▶ [ABOUT THIS TASK]:
Repeat every record exactly, omitting the pictures.

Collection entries
# # # # # # #

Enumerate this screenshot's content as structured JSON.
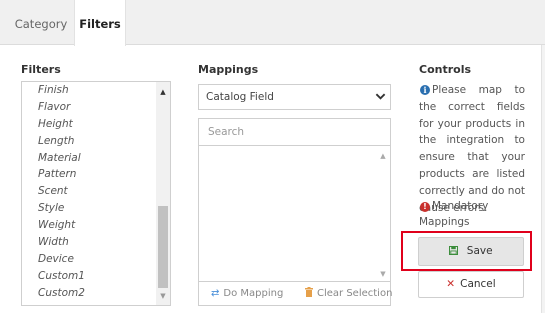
{
  "tabs": [
    {
      "label": "Category",
      "active": false
    },
    {
      "label": "Filters",
      "active": true
    }
  ],
  "filters": {
    "title": "Filters",
    "items": [
      "Finish",
      "Flavor",
      "Height",
      "Length",
      "Material",
      "Pattern",
      "Scent",
      "Style",
      "Weight",
      "Width",
      "Device",
      "Custom1",
      "Custom2"
    ]
  },
  "mappings": {
    "title": "Mappings",
    "select_value": "Catalog Field",
    "search_placeholder": "Search",
    "do_mapping_label": "Do Mapping",
    "clear_selection_label": "Clear Selection"
  },
  "controls": {
    "title": "Controls",
    "info_text": "Please map to the correct fields for your products in the integration to ensure that your products are listed correctly and do not cause errors.",
    "mandatory_text": "Mandatory Mappings",
    "save_label": "Save",
    "cancel_label": "Cancel"
  },
  "colors": {
    "highlight": "#e0001b",
    "info_icon": "#2a6fb0",
    "warning_icon": "#c9302c",
    "save_icon": "#3c8d3c"
  },
  "icons": {
    "info": "info-circle-icon",
    "warning": "exclamation-circle-icon",
    "save": "floppy-disk-icon",
    "cancel": "times-icon",
    "do_mapping": "exchange-icon",
    "clear_selection": "trash-icon",
    "select": "chevron-down-icon"
  }
}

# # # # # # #

▶ [WRITTEN ANSWER]:
Enumerate this screenshot's content as structured JSON.
{
  "tabs": [
    {
      "label": "Category",
      "active": false
    },
    {
      "label": "Filters",
      "active": true
    }
  ],
  "filters": {
    "title": "Filters",
    "items": [
      "Finish",
      "Flavor",
      "Height",
      "Length",
      "Material",
      "Pattern",
      "Scent",
      "Style",
      "Weight",
      "Width",
      "Device",
      "Custom1",
      "Custom2"
    ]
  },
  "mappings": {
    "title": "Mappings",
    "select_value": "Catalog Field",
    "search_placeholder": "Search",
    "do_mapping_label": "Do Mapping",
    "clear_selection_label": "Clear Selection"
  },
  "controls": {
    "title": "Controls",
    "info_text": "Please map to the correct fields for your products in the integration to ensure that your products are listed correctly and do not cause errors.",
    "mandatory_text": "Mandatory Mappings",
    "save_label": "Save",
    "cancel_label": "Cancel"
  },
  "colors": {
    "highlight": "#e0001b",
    "info_icon": "#2a6fb0",
    "warning_icon": "#c9302c",
    "save_icon": "#3c8d3c"
  },
  "icons": {
    "info": "info-circle-icon",
    "warning": "exclamation-circle-icon",
    "save": "floppy-disk-icon",
    "cancel": "times-icon",
    "do_mapping": "exchange-icon",
    "clear_selection": "trash-icon",
    "select": "chevron-down-icon"
  }
}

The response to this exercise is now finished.